The wake of the Lusitania


I’m pleased to say that my new book, Dead Wake: The Last Crossing of the Lusitania, is about to launch. I feel I should whack it with a bottle of champagne, since it is, after all, about a ship. The book becomes available officially on March 10, the same day I will set out on a month-long book tour that will take me to cities and towns throughout America. (Please see my Events page for dates and places.)

Today someone asked me via Facebook what I do to celebrate the completion of a book. Oddly enough, that’s the first time in my 20 or so years of book-writing that anyone’s asked me that question. I don’t celebrate. In part, this is because the endpoint is sometimes hard to determine. A book is a living thing. A writer can tinker with it even in the final phases of proof-reading, and then, when the book hits the printing press, there is so much else that needs to be done to assure that it finds a happy home in the marketplace. And this is one area in which my publisher, Crown, really excels. The book will be everywhere.
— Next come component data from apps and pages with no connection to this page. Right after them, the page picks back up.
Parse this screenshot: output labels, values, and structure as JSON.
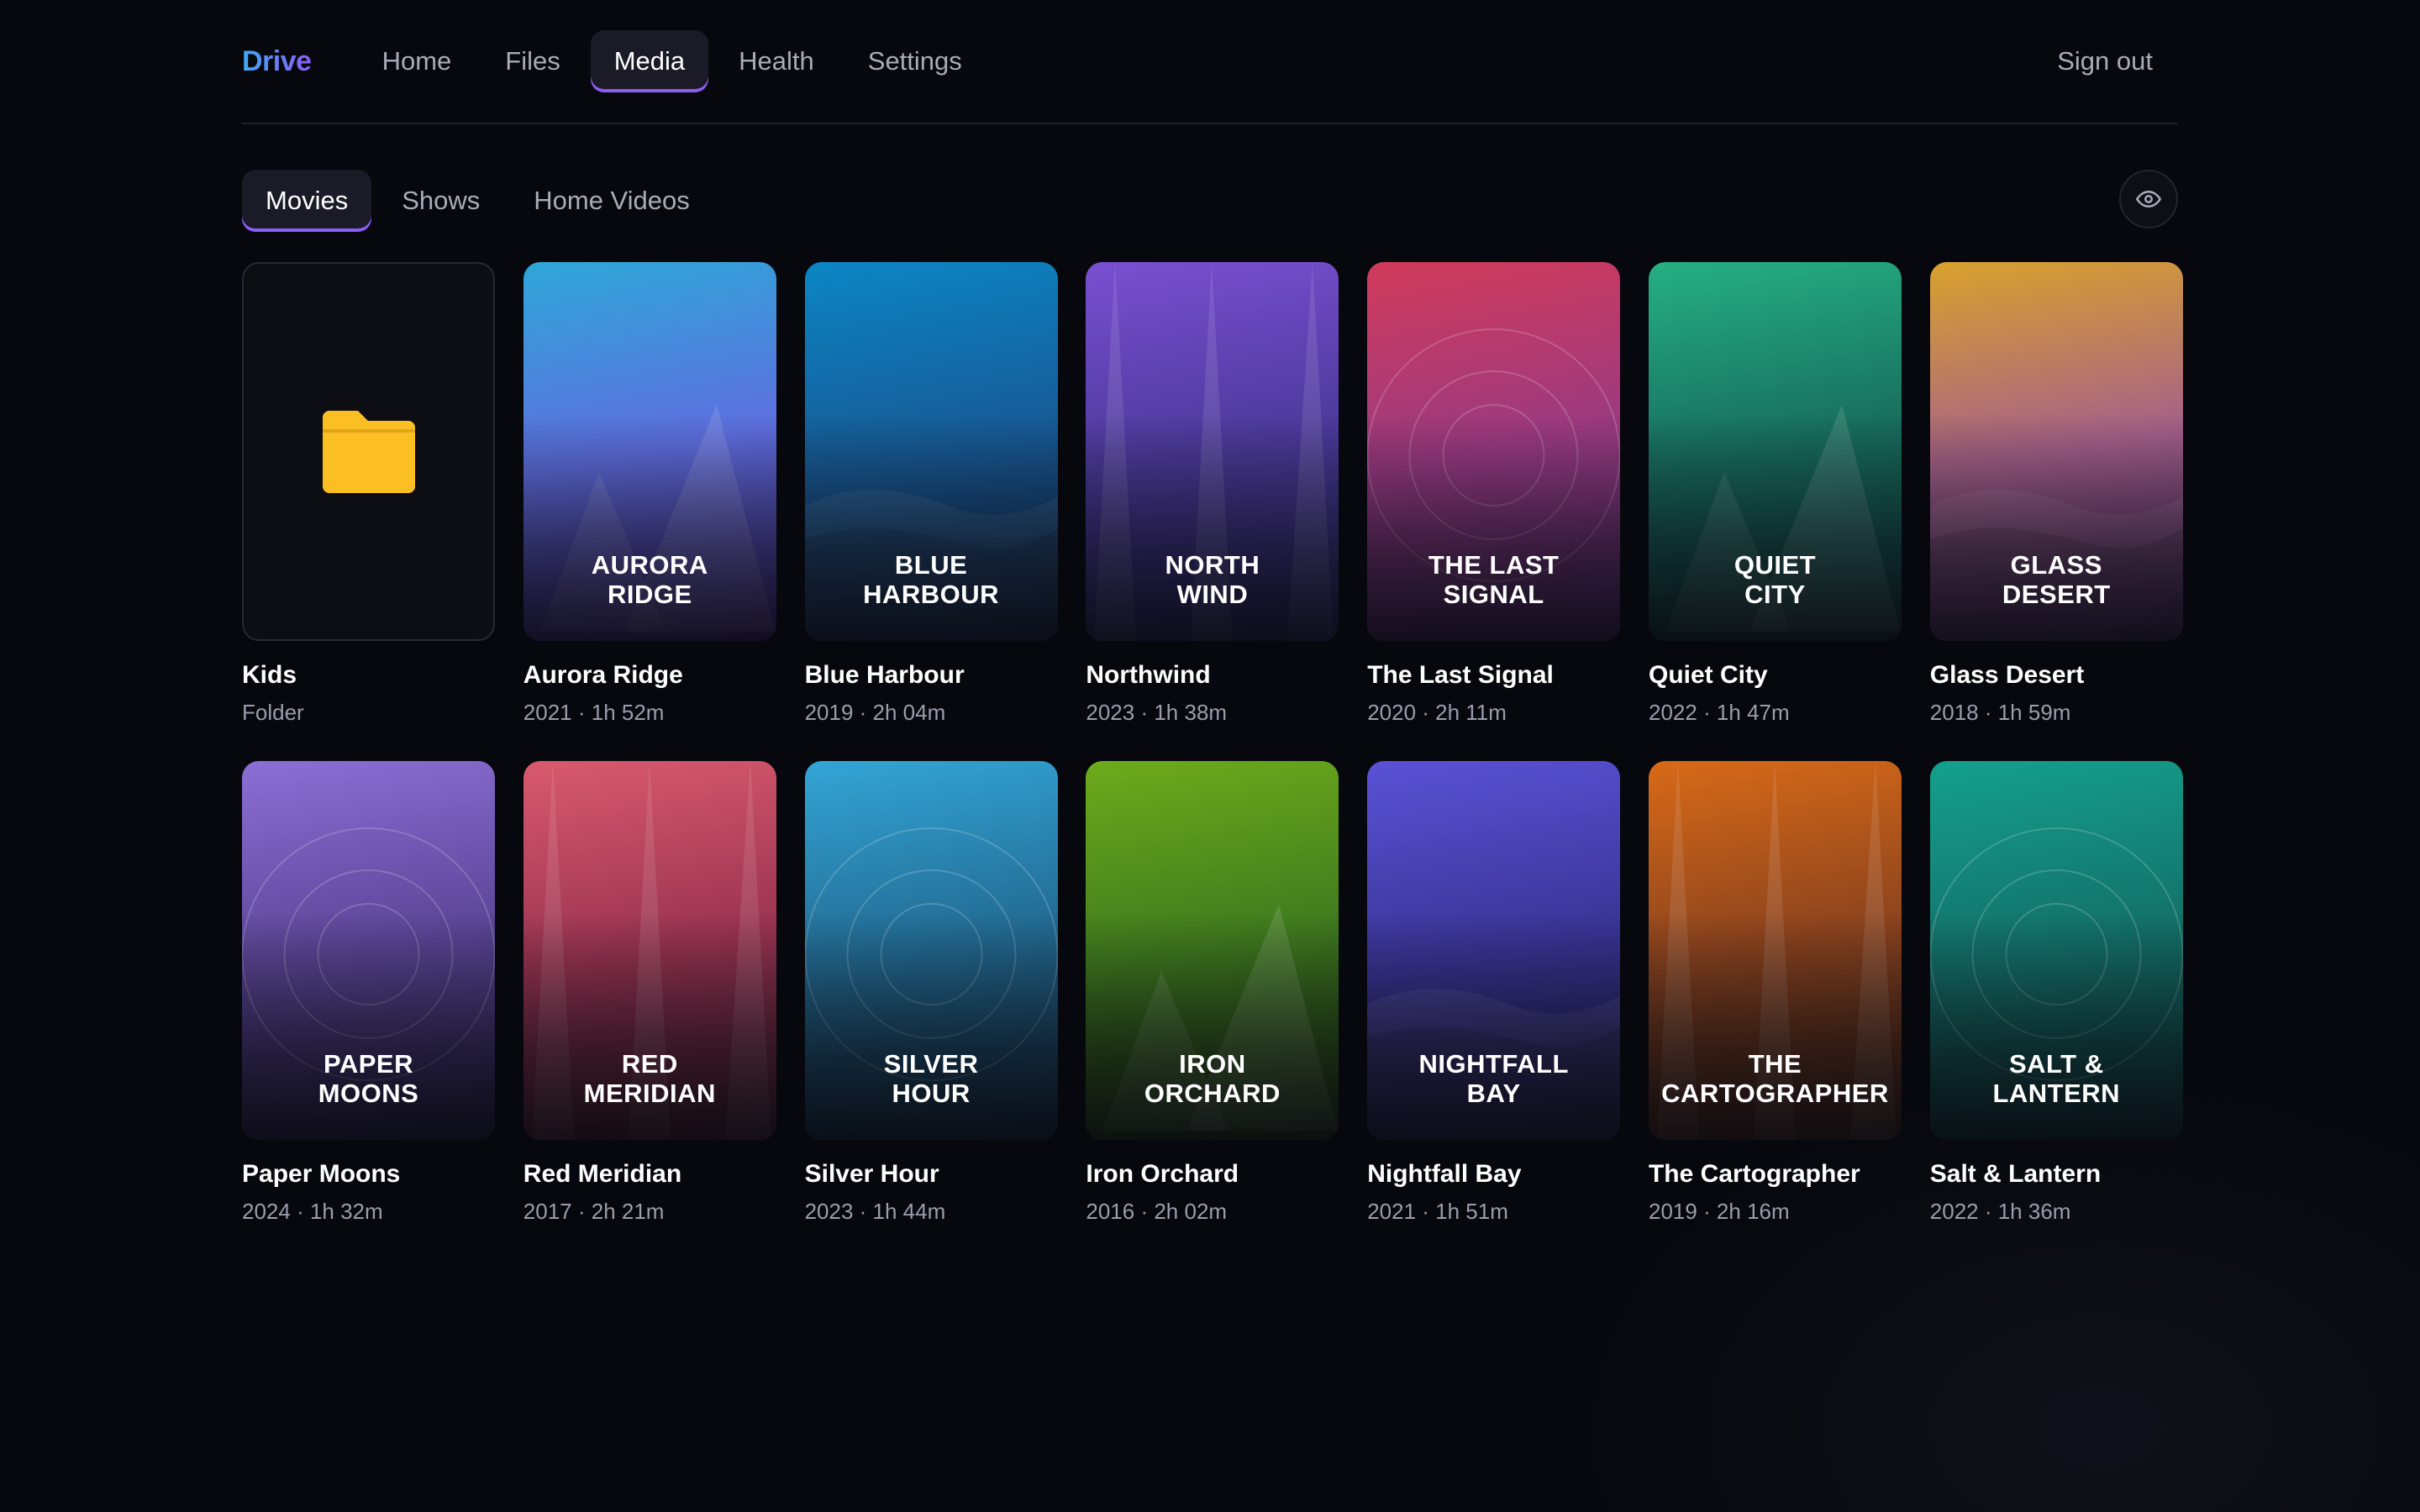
{
  "app": {
    "brand": "Drive"
  },
  "nav": {
    "items": [
      {
        "label": "Home",
        "active": false
      },
      {
        "label": "Files",
        "active": false
      },
      {
        "label": "Media",
        "active": true
      },
      {
        "label": "Health",
        "active": false
      },
      {
        "label": "Settings",
        "active": false
      }
    ],
    "signout_label": "Sign out"
  },
  "subtabs": [
    {
      "label": "Movies",
      "active": true
    },
    {
      "label": "Shows",
      "active": false
    },
    {
      "label": "Home Videos",
      "active": false
    }
  ],
  "toolbar": {
    "view_icon": "eye-icon"
  },
  "folder": {
    "name": "Kids",
    "meta": "Folder",
    "icon": "folder-icon",
    "color": "#fbbf24"
  },
  "movies": [
    {
      "title": "Aurora Ridge",
      "poster": [
        "AURORA",
        "RIDGE"
      ],
      "meta": "2021 · 1h 52m",
      "motif": "mountains",
      "colors": [
        "#2ea7d8",
        "#5f6ee0",
        "#4a2c8c"
      ]
    },
    {
      "title": "Blue Harbour",
      "poster": [
        "BLUE",
        "HARBOUR"
      ],
      "meta": "2019 · 2h 04m",
      "motif": "waves",
      "colors": [
        "#0b86c4",
        "#175a96",
        "#142a54"
      ]
    },
    {
      "title": "Northwind",
      "poster": [
        "NORTH",
        "WIND"
      ],
      "meta": "2023 · 1h 38m",
      "motif": "beams",
      "colors": [
        "#7a4fd1",
        "#4b3a9b",
        "#2a2460"
      ]
    },
    {
      "title": "The Last Signal",
      "poster": [
        "THE LAST",
        "SIGNAL"
      ],
      "meta": "2020 · 2h 11m",
      "motif": "rings",
      "colors": [
        "#d13a5a",
        "#9a3a82",
        "#4a2c6a"
      ]
    },
    {
      "title": "Quiet City",
      "poster": [
        "QUIET",
        "CITY"
      ],
      "meta": "2022 · 1h 47m",
      "motif": "mountains",
      "colors": [
        "#25b083",
        "#176c5c",
        "#0f3a3a"
      ]
    },
    {
      "title": "Glass Desert",
      "poster": [
        "GLASS",
        "DESERT"
      ],
      "meta": "2018 · 1h 59m",
      "motif": "waves",
      "colors": [
        "#d9a22c",
        "#a5608a",
        "#4a2a6a"
      ]
    },
    {
      "title": "Paper Moons",
      "poster": [
        "PAPER",
        "MOONS"
      ],
      "meta": "2024 · 1h 32m",
      "motif": "rings",
      "colors": [
        "#8c6fd6",
        "#5a4596",
        "#2a2450"
      ]
    },
    {
      "title": "Red Meridian",
      "poster": [
        "RED",
        "MERIDIAN"
      ],
      "meta": "2017 · 2h 21m",
      "motif": "beams",
      "colors": [
        "#d95a6e",
        "#9a3352",
        "#4a1e30"
      ]
    },
    {
      "title": "Silver Hour",
      "poster": [
        "SILVER",
        "HOUR"
      ],
      "meta": "2023 · 1h 44m",
      "motif": "rings",
      "colors": [
        "#33a5d6",
        "#226a92",
        "#143048"
      ]
    },
    {
      "title": "Iron Orchard",
      "poster": [
        "IRON",
        "ORCHARD"
      ],
      "meta": "2016 · 2h 02m",
      "motif": "mountains",
      "colors": [
        "#6dab1b",
        "#3f7a1e",
        "#1e3a14"
      ]
    },
    {
      "title": "Nightfall Bay",
      "poster": [
        "NIGHTFALL",
        "BAY"
      ],
      "meta": "2021 · 1h 51m",
      "motif": "waves",
      "colors": [
        "#5a52d6",
        "#3a3496",
        "#1e1c50"
      ]
    },
    {
      "title": "The Cartographer",
      "poster": [
        "THE",
        "CARTOGRAPHER"
      ],
      "meta": "2019 · 2h 16m",
      "motif": "beams",
      "colors": [
        "#d86a18",
        "#8a421e",
        "#3e2216"
      ]
    },
    {
      "title": "Salt & Lantern",
      "poster": [
        "SALT &",
        "LANTERN"
      ],
      "meta": "2022 · 1h 36m",
      "motif": "rings",
      "colors": [
        "#14a08e",
        "#137068",
        "#0e3a3a"
      ]
    }
  ]
}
There’s even a contest, created by Crown and several partners. The winner gets two tickets (and of course a signed copy of Dead Wake, the real prize! Um. Well….) As I was saying, the winner gets two tickets to sail aboard Cunard’s Queen  Victoria in May when it makes a voyage to commemorate the 100th anniversary of the sinking. Here are details:

Anyway, I’m delighted the book will soon be on its way into stores and onto Kindles and Nooks and into tablets and iPhones and into libraries and, yes, onto ships. Though I do not necessarily recommend that you read Dead Wake if you happen to be on a liner in the middle of the Atlantic.  I recently did a crossing on the Queen Mary 2, and found myself trying to imagine what it must have been like to watch a torpedo come racing across a dead-calm sea right towards me. This is why ships have bars.

Cheers, and enjoy!